of Devon, faulted, folded, and cut through with beds of volcanic
ash and massive intrusions of granite. The most extensive
section of igneous rock in southwest England and the largest
deposit of granite in Britain is found in Dartmoor National Park
in central Devon. A vast area of granite was intruded into the
surrounding rocks during the Carboniferous period during a time
of geologic activity about 300 million years ago. Erosion has
now exposed the granite in much of the area. Tors, tall spires
of exposed granite, dot the moors while low areas are covered
with peat deposits used as fuel for centuries. The tors are a
highlight of the Dartmoor Park; large hills of durable granite
are topped with odd outcropping formations.
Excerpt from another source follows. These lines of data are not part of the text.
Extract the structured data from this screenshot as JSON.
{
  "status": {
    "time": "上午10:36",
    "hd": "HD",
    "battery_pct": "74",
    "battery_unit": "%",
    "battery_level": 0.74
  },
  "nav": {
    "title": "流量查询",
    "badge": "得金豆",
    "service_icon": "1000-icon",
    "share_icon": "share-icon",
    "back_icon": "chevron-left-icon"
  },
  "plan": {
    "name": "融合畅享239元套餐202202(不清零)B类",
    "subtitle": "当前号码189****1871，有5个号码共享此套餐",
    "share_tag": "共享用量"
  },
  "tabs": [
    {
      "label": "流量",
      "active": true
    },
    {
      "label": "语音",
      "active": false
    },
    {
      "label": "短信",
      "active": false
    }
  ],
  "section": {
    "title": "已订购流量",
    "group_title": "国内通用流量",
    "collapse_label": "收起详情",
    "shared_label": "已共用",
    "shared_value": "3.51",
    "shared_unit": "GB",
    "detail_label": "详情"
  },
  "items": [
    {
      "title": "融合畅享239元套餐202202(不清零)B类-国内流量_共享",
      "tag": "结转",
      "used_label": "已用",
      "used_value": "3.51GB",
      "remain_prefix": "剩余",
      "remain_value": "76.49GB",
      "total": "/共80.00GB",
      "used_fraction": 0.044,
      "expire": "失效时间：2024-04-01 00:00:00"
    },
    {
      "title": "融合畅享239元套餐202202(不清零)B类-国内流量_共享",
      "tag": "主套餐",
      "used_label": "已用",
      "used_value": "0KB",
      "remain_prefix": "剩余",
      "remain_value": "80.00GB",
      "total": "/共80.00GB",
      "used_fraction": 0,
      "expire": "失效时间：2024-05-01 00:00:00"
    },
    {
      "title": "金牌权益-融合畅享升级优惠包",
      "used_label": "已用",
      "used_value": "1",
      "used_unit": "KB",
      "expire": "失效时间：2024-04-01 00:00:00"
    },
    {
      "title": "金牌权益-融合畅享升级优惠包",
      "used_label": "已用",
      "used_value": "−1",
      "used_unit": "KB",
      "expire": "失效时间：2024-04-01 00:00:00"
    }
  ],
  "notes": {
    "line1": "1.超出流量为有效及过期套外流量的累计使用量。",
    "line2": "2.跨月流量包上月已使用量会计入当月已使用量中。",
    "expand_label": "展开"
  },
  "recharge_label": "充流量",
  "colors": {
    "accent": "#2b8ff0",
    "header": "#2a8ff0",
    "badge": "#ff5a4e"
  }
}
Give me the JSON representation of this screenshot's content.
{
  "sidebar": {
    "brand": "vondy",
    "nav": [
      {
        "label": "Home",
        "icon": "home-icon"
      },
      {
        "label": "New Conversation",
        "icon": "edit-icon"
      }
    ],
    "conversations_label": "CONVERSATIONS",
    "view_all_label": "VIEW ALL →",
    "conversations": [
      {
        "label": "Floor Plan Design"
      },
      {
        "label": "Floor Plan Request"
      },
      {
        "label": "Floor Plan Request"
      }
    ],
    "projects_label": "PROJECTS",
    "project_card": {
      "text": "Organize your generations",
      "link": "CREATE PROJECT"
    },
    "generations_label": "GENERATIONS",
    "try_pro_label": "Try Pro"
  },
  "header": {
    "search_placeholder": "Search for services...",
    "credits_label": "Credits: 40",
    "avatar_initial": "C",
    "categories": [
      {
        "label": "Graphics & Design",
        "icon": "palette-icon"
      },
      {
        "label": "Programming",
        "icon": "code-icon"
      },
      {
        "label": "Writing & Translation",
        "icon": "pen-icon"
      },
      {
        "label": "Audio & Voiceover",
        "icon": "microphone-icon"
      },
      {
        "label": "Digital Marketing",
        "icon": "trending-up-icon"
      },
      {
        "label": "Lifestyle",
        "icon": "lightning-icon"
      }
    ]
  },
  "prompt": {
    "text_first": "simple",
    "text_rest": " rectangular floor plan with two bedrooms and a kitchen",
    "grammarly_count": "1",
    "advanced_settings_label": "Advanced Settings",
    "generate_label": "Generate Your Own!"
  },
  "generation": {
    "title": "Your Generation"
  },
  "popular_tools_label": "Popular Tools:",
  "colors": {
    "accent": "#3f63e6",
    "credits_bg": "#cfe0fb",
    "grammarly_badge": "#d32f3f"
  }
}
The highest points
here are the tops of the tors, some in excess of 2,000 feet in
elevation. Abundant rain in the Dartmoor area has lead to the
development of vast peat deposits. Made from centuries of
sphagnum moss growth, the bogs and peat deposits cover much of
the granite in the low-lying areas.
Quarries, where many of the rocks in the area are mined, abound.
Granite, sandstone, metamorphic rocks, and limestone have been
used since prehistoric times for monuments, buildings, and
religious structures. Along with quarrying, the ancient
inhabitants of Britain mined tin and copper in Devon and
Cornwall as well. During the Bronze Age, copper and tin were of
high value for fashioning weapons, tools, and ornaments. With
the addition of a small amount of tin to the copper, a much more
durable alloy, bronze, could be produced. Along with these two
metals, silver, zinc, and arsenic were also mined in this
region. Although no mines are active today, this was an
important part of the history of the region. Cornwall was one of
the most valued sources of metals in Europe. Without the heated
intrusion of the granite into the area, there would have been no
During the Ice Ages of the Pleistocene era, the southwest of
Britain was one of the few areas to remain unglaciated. The
soils in this area are much older than in other parts of Britain
as they remained relatively undisturbed during this time by the
heavy sheets of ice expanding down from the north.
The geology of this area is responsible for its scenery, much of
its history, and has brought wealth to the area from historic
mines and modern tourism.